Sunday, April 15, 2007

Segregation still exists in America

My husband and I retired and were looking for a warmer climate and better cost of living. Ashburn is the best of everything - small town charm, friendly people, inexpensive living, and a great place to raise a family.
-Sue Mastrario moved from New jersey in 1992

This comment was taken from the Ashburn Chamber of Commerce website. Yet for 15 years after their prom remained racially segregated. Small town America has a sense of charm - primarily if you are white and Godly. Hicks are quite prevalent oustide of metropolitan areas, but the backwards mentality must be challenged. They can be 21st century hicks, with a more conscious perspective.

I hear from many male caucasian friends and acquaintances that "equality has been reached already for everyone." It isn't always stated overtly, but often it is. If that were the case Social Conservatives would have no reason to exist. Obviously we need to continue the progressive social agenda of true equality and opportunities for all beings. The argument is always about to what degree. Obviously I feel 100%, but most Americans feel we don't need that quite yet.

Here's the AP article:

ASHBURN, Ga. (AP) - There have always been two proms for students at Turner County High School in Ashburn, Georgia: one for whites and one for blacks. But not this year. The students have decided to hold one prom, with every junior and senior invited. The theme for the April 21st dance is "Breakaway." About 55 percent of students at Turner County High are black and most of the rest are white. Senior class president James Hall, who is black, says it was time for a change. Ashburn, which is located about 75 miles south of Macon, has about four-thousand residents. There also was another big change this year. Instead of a white and black homecoming queen, there was just one, a mixed-race student.

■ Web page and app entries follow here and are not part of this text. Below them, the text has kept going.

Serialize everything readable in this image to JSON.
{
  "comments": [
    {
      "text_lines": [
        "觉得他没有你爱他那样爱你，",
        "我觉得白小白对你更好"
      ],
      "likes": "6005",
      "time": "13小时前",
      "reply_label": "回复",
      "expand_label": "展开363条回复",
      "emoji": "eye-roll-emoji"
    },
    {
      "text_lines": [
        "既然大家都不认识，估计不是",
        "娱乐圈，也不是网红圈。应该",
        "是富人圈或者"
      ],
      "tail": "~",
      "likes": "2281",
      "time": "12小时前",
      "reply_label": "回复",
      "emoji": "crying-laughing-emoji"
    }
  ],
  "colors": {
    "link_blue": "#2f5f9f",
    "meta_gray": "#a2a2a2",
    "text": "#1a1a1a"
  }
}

1 comment:

Suzi Mastrario said...

As a 2008 graduate of this 'hick school' and having moved here in 1992 with my father, two sisters and my mother, Sue Mastrario, who was quoted in this article, I can tell you the true facts about the two seperate proms. For years there have always been two seperate proms not associated with Turner County High School at all, and contrary to popular belief it was not segregated based on race but on preference. Having attended both the school sponsored prom and the so-called "private" prom I can vouche that the seperate proms were not seperated because of racial views, but was simply based on indicivual preference. To my knowledge no black person was ever turned away from going to the so-called white prom and vice versa. There were actually several people who attended both proms. I do not take kindly to the criticism the Turner County High School class of 2007 has brought to our whole community. They have truly made our county look like racist hicks by putting forth statements suggesting they are having a 'first integrated prom' when in reality the only first they brought to Turner County High School is the first SCHOOL SPONSORED prom.
Suzi Mastraio